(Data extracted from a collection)
--- --- ---
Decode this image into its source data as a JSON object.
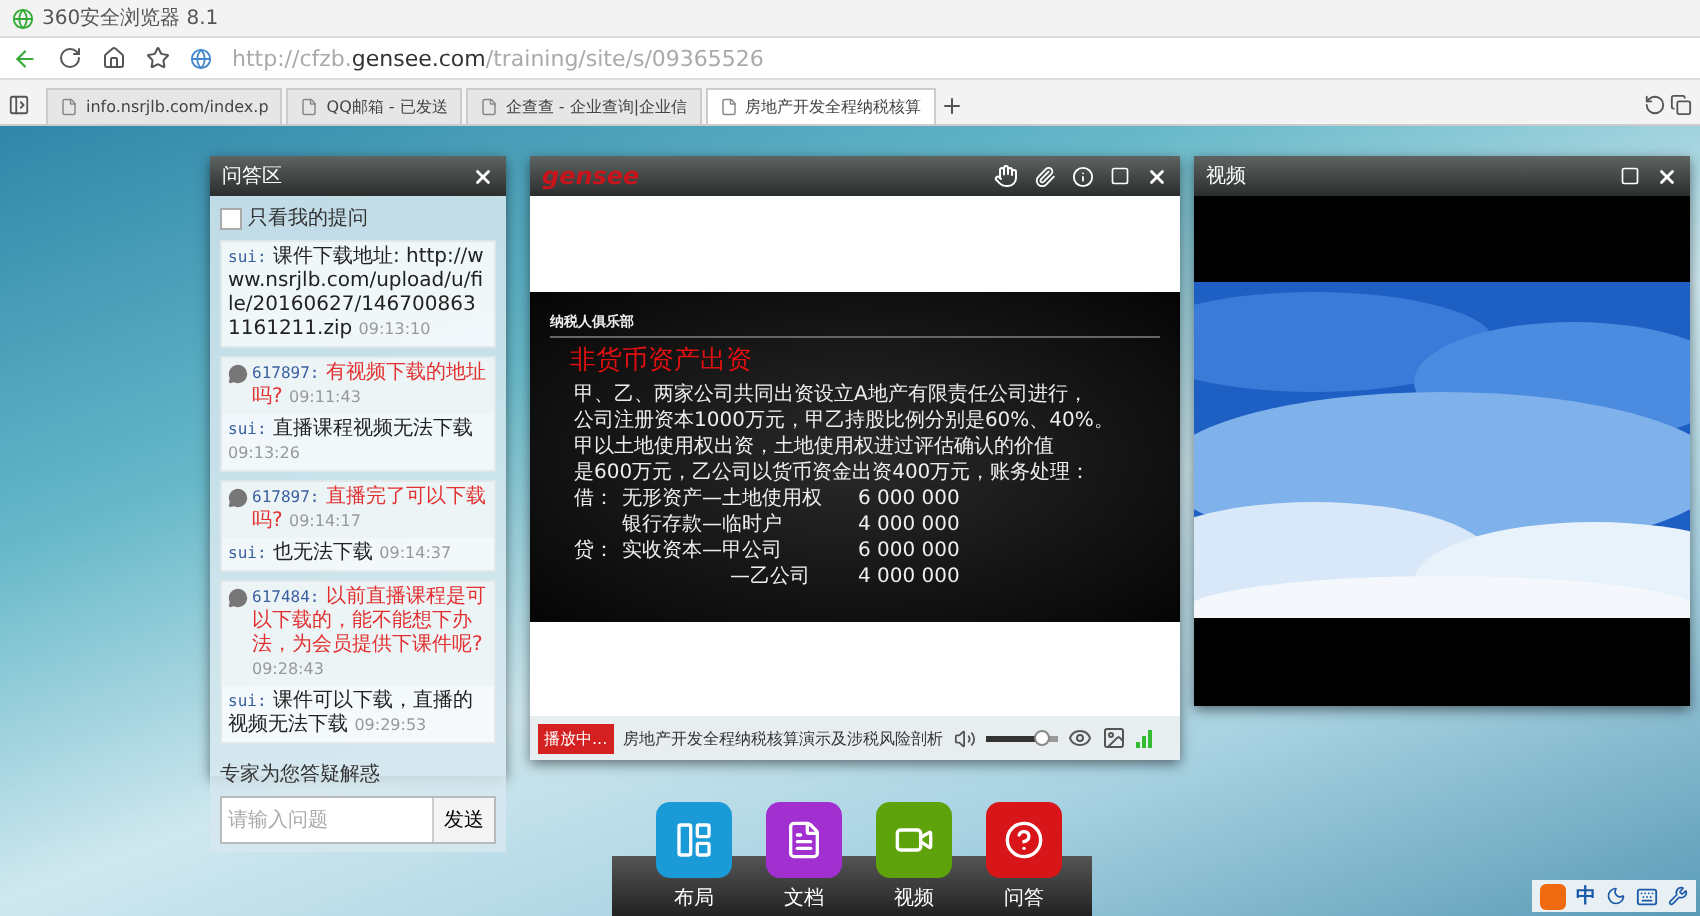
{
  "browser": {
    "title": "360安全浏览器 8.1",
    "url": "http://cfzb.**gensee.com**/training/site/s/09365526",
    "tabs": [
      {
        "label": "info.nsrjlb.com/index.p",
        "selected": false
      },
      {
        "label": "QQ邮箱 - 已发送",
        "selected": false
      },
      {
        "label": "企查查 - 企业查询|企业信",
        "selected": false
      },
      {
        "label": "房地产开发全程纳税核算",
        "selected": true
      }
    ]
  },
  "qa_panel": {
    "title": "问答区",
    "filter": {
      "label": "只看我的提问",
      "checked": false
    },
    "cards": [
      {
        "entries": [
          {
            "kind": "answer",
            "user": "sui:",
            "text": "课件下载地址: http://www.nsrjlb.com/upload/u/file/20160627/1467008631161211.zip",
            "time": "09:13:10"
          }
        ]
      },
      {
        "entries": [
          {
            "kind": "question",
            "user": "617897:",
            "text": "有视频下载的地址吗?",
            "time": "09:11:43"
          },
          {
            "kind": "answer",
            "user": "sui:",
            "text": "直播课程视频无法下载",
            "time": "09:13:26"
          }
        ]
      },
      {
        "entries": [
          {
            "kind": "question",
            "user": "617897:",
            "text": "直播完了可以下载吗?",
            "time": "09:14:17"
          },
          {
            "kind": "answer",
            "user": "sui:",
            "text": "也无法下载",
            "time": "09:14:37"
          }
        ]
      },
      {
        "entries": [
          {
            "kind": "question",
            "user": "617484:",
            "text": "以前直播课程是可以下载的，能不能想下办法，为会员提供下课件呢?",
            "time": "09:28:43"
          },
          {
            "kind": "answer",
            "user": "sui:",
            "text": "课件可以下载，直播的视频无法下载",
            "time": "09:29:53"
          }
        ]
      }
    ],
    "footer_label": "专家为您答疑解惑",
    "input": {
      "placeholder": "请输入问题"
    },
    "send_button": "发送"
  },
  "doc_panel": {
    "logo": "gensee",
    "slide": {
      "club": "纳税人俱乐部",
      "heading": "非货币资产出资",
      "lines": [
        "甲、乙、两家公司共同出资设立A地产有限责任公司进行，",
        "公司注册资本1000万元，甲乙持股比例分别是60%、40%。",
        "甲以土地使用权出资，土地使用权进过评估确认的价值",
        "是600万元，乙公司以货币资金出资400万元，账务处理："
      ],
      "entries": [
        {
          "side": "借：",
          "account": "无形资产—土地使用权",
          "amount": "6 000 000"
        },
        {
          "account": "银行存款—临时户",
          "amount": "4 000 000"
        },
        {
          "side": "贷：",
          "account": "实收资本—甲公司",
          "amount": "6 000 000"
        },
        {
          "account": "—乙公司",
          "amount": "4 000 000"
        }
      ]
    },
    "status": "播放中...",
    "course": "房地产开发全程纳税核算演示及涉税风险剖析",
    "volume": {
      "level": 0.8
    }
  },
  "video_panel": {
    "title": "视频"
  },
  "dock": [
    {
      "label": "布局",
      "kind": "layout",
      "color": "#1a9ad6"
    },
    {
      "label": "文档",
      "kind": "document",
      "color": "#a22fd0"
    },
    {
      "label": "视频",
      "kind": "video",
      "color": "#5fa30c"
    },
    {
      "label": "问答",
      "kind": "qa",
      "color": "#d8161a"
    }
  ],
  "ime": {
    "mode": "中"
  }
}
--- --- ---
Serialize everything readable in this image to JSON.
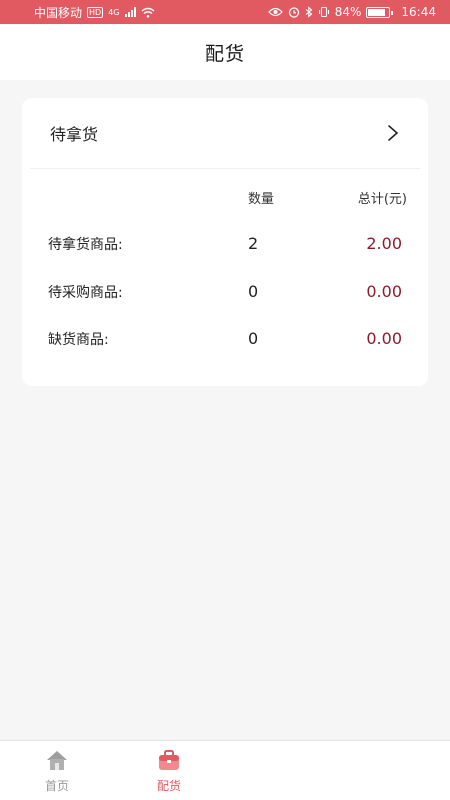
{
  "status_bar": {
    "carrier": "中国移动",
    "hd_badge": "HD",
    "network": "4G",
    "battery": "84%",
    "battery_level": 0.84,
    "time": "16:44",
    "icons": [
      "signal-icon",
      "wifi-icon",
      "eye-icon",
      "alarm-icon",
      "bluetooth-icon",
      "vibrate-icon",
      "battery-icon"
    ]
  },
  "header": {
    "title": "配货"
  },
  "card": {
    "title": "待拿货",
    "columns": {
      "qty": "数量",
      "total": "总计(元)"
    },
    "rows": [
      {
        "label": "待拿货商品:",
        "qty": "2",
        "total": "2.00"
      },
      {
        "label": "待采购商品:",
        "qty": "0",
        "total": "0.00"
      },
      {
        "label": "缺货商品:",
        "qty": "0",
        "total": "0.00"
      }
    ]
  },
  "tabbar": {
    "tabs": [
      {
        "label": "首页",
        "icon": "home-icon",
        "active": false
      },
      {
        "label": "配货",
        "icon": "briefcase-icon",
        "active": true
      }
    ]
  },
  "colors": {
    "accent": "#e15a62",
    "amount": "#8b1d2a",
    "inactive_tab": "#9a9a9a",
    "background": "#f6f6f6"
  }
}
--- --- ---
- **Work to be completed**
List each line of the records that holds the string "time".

- **The completed task**
            "time": "09:13:10"
            "time": "09:11:43"
            "time": "09:13:26"
            "time": "09:14:17"
            "time": "09:14:37"
            "time": "09:28:43"
            "time": "09:29:53"
    "time": "16:44",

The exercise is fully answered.